» **WHAT IS NEEDED**
Tally the lines below that hold the string "eyebrow", and report the tally by itself.

» **DATA SECTION**
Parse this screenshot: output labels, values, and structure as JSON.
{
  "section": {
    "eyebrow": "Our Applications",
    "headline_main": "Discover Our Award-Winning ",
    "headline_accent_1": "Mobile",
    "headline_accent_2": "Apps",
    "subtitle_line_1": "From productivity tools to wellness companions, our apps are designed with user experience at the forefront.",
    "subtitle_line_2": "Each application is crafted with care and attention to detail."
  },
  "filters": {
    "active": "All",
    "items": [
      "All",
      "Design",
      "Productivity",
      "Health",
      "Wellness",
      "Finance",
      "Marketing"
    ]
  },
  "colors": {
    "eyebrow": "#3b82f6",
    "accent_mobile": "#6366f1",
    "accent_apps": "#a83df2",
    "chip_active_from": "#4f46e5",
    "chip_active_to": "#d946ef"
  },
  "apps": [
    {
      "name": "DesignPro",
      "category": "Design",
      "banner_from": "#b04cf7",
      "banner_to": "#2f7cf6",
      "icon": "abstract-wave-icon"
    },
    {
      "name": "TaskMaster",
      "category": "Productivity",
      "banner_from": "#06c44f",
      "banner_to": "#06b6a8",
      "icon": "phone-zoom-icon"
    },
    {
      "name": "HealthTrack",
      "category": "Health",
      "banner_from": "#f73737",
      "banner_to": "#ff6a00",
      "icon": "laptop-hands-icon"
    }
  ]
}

» **RESULT FOR THIS EXERCISE**
2